» What you are asked to do
Could you find every line in the entries below that holds the word "COIN" and copy it?

%%

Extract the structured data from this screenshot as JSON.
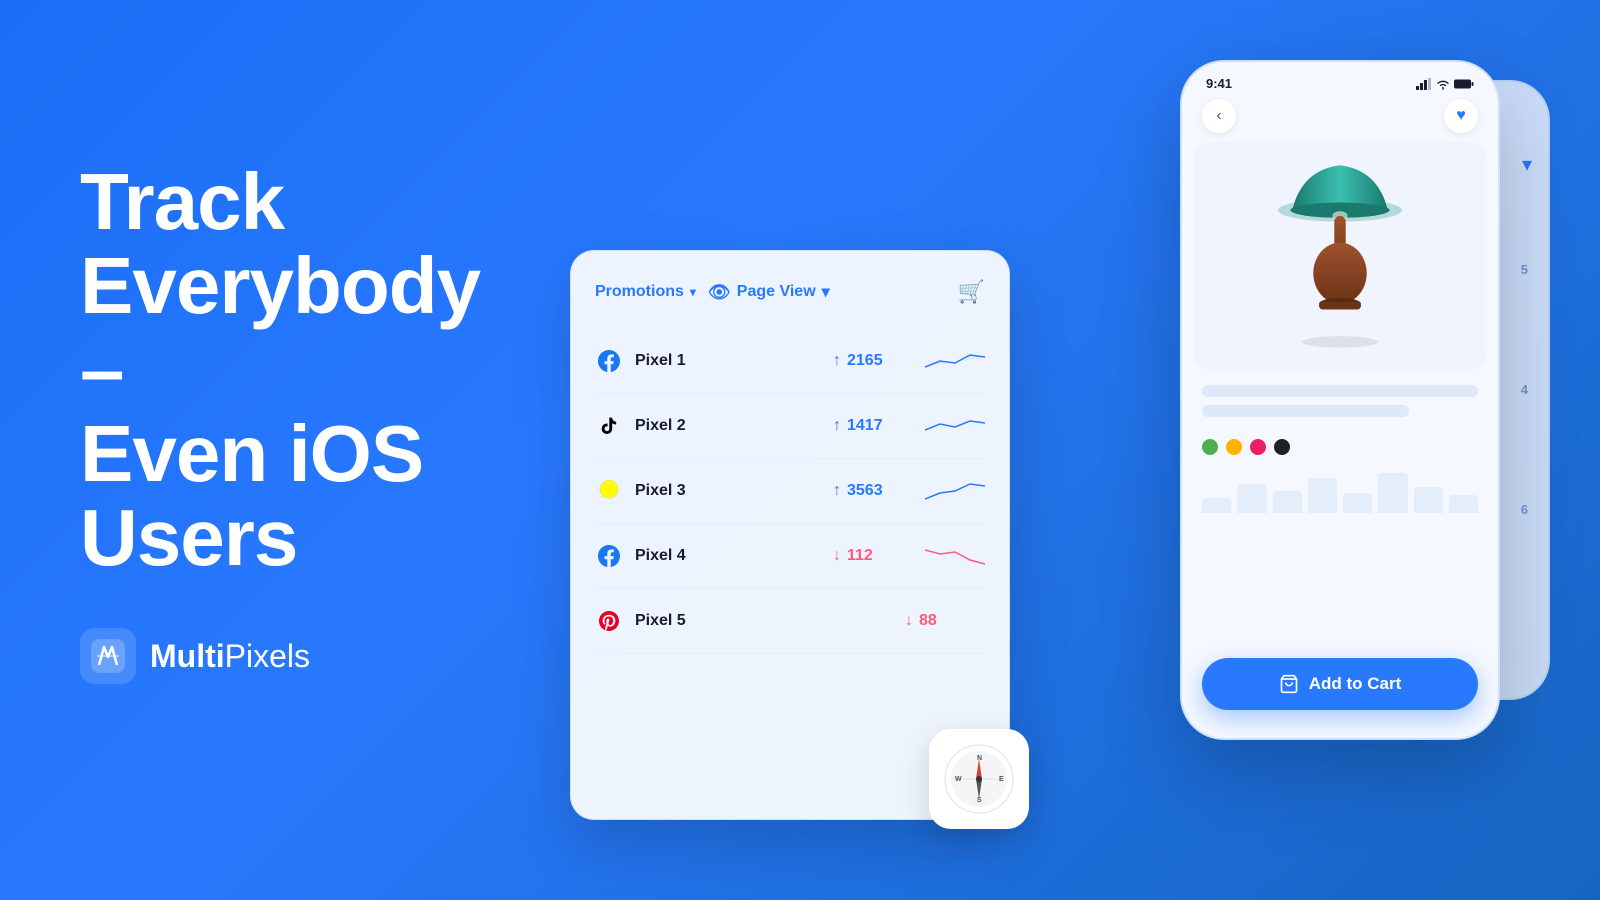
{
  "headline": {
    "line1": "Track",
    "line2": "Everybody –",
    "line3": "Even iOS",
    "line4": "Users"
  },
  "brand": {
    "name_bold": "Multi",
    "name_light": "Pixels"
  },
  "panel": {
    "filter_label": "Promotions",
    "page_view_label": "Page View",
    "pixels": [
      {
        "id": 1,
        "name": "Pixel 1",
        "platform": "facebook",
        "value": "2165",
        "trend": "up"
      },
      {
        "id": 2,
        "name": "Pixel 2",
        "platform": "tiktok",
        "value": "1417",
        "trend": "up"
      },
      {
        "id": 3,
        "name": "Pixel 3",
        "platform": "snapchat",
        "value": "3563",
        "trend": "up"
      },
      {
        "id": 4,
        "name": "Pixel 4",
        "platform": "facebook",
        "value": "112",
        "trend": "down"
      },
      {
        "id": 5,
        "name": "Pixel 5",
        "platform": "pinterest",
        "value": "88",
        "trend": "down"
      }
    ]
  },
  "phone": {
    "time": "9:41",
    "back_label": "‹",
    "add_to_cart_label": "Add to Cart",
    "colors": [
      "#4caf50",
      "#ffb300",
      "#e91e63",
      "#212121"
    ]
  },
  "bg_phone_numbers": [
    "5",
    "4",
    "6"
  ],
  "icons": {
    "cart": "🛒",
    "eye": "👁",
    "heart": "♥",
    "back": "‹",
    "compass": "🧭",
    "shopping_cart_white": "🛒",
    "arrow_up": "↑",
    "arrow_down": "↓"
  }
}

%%
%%

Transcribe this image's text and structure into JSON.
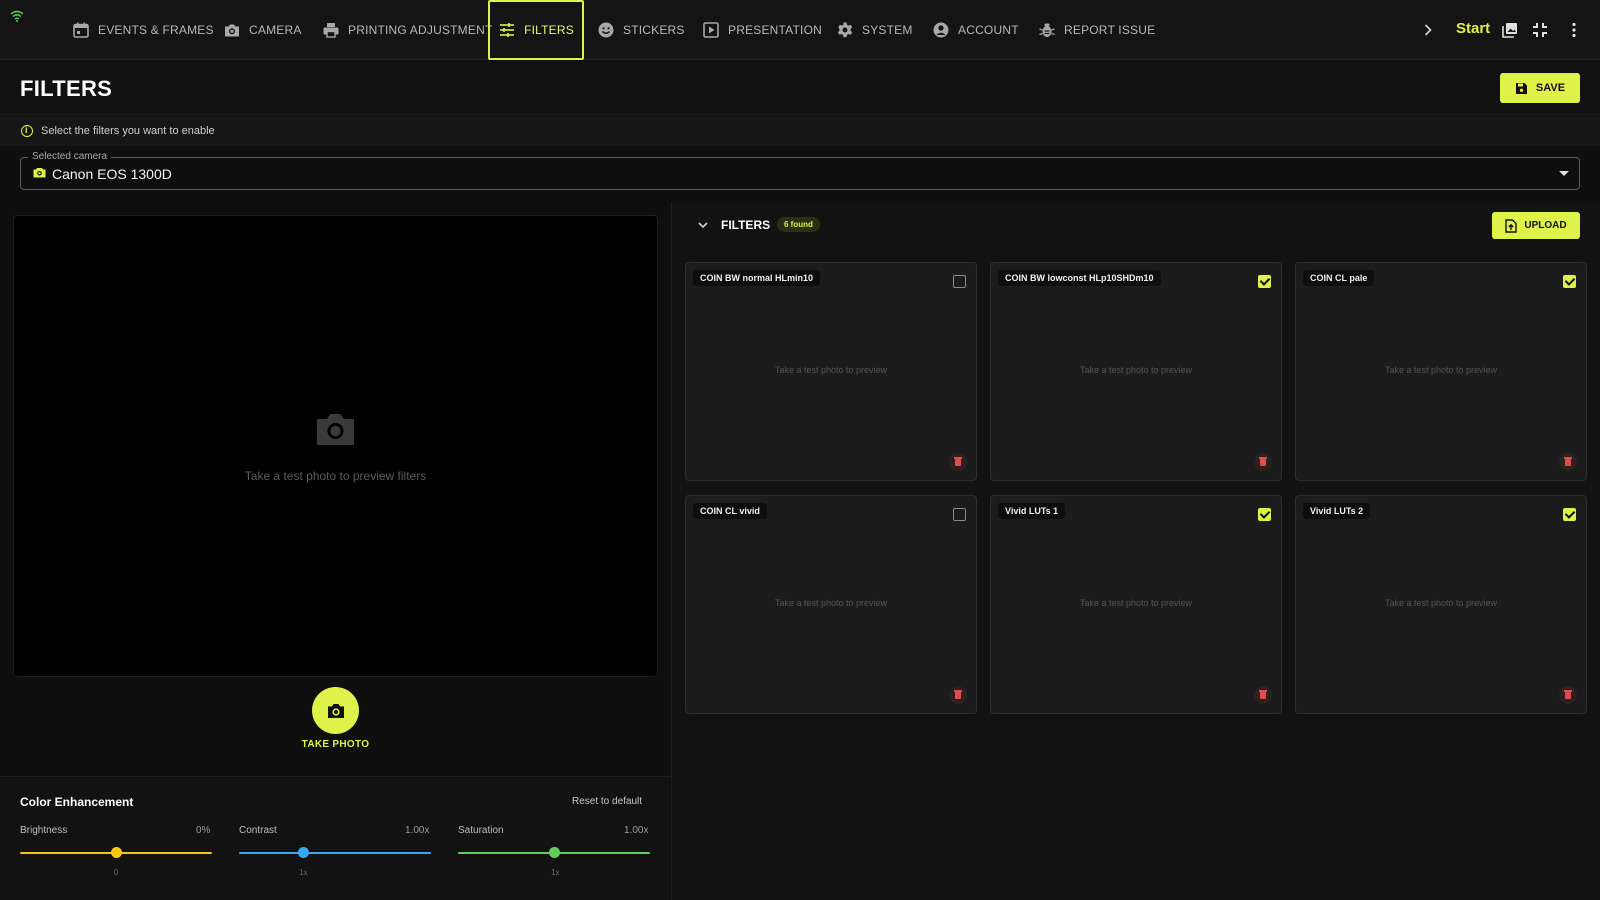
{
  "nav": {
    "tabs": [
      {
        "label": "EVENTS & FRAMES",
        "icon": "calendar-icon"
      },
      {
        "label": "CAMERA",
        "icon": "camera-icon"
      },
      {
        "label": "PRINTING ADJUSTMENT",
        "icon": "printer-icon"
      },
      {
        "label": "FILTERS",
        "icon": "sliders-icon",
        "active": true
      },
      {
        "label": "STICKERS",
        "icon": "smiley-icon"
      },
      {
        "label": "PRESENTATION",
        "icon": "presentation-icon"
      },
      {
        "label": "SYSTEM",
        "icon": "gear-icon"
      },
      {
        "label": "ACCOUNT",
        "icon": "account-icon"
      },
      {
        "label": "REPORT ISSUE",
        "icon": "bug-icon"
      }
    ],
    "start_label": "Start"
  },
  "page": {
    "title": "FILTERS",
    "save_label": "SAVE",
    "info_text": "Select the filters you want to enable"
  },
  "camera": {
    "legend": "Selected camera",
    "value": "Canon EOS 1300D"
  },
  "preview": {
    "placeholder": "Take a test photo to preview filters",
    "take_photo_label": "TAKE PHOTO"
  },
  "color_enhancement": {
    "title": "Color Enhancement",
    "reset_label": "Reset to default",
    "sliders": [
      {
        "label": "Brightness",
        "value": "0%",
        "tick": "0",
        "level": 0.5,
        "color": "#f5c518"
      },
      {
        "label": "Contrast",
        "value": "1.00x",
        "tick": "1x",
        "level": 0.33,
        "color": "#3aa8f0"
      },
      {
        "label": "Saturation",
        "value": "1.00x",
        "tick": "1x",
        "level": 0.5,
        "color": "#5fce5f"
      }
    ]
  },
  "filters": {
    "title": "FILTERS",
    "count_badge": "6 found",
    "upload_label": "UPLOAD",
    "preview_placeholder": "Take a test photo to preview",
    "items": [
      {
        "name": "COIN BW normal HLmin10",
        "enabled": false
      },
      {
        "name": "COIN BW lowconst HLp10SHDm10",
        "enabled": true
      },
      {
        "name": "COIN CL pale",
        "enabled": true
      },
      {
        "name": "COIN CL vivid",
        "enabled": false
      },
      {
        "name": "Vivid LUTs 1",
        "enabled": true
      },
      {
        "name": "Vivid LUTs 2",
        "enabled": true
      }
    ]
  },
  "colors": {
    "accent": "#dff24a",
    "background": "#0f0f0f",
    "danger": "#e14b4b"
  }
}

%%

» Solution to this exercise
        "name": "COIN BW normal HLmin10",
        "name": "COIN BW lowconst HLp10SHDm10",
        "name": "COIN CL pale",
        "name": "COIN CL vivid",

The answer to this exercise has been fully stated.